First of all, an appointment to such a high county office is not for political novices, which Ms. Traina certainly is. In 2006 she ran for county auditor against Republican incumbent Nancy Milliken and lost in what was otherwise a sweep year for Democrats. As such, the party may have done better to appoint someone who has previously won the approval of voters and who has at least some political experience.
Traina has no experience in politics, so her appointment to one of the highest political offices in the county must be considered suspicious. We might compare it to a school board appointing a person who has never set foot in a classroom to the position of district superintendent. That the county Dems have decided to put Traina on the fast track is fine, but placing an unelected novice on the commission represents an unnecessary risk not only for the party, but for the entire county.
This leads us to the question of qualifications. Let’s be honest, there are no particular qualifications for any political office beyond the ability to draw a majority vote, but as a political appointee, Traina does not own even that minimal qualification.
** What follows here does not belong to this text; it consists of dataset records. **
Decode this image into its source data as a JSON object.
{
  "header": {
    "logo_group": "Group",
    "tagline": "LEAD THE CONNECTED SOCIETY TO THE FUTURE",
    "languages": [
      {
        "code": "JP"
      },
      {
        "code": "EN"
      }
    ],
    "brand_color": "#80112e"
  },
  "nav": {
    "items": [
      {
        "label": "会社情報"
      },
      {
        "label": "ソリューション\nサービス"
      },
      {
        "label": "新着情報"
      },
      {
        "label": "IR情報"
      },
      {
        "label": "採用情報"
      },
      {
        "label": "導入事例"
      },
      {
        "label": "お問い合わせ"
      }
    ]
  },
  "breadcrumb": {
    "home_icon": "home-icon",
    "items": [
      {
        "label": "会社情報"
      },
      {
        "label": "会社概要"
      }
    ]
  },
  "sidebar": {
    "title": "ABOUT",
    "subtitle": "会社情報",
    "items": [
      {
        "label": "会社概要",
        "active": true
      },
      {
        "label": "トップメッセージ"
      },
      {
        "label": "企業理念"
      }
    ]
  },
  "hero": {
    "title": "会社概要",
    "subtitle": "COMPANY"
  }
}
A few years experience working in the treasurer’s office of a small school district is something, but it’s not enough—especially on the heels of a major taxation snafu in the district.
Both Democrats and Republicans are guilty of cronyism, which is hardly a new thing in politics, but that doesn’t make it right. Given Traina’s lack of political experience, her appointment to the county commission cannot be seen as anything other than pure cronyism. In other words, she has friends in high places. It’s important for all of us to understand that a local political party is little more than a club one joins, and if you’re popular in the club, you earn favor with those who can give you a good job. In that way, politics is no different than most other fraternities. The one meager safeguard we have against cronyism is the ballot box, which did not come into play here.
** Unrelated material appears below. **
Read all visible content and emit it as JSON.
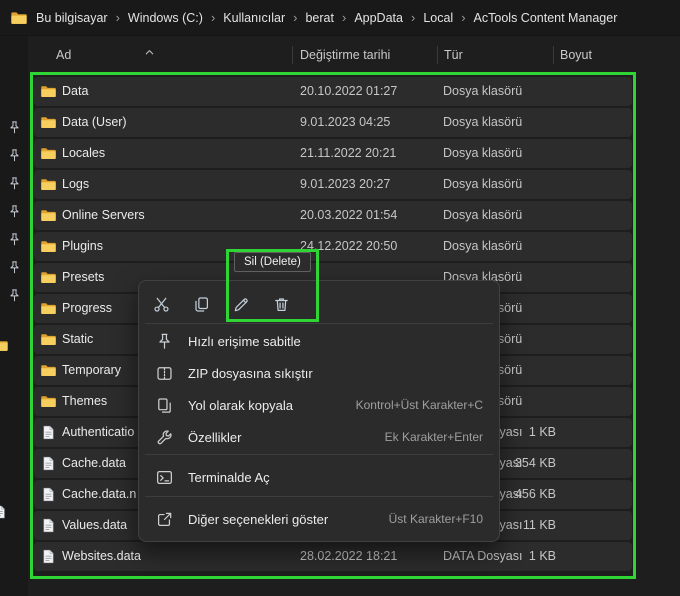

Does any of this mean that Traina cannot be an effective commissioner? No, of course not. She may do very well, and I genuinely hope she does. More than anything else, the position requires informed, honest leadership. If she can deliver that, fine, but already she’s gotten off on the wrong foot with voters. Traina’s admission that she supports former Commissioner Sean Logan’s sales tax scam is alarming. Under the circumstances, I would think the very last thing she’d want to do is let on that she approved of a political maneuver that undermined the will of the electorate. Sometimes it's best to keep quiet.
As a writer on local politics, I do the best I can to separate the personal and the political, which means that sometimes I am compelled to write negative things about people I know and like. It's a matter of credibility. Here is a situation where I hope this issue is well understood. In that spirit, let me once again offer my most sincere personal congratulations to Commissioner Traina. I hope her experience in Lisbon is both positive and productive.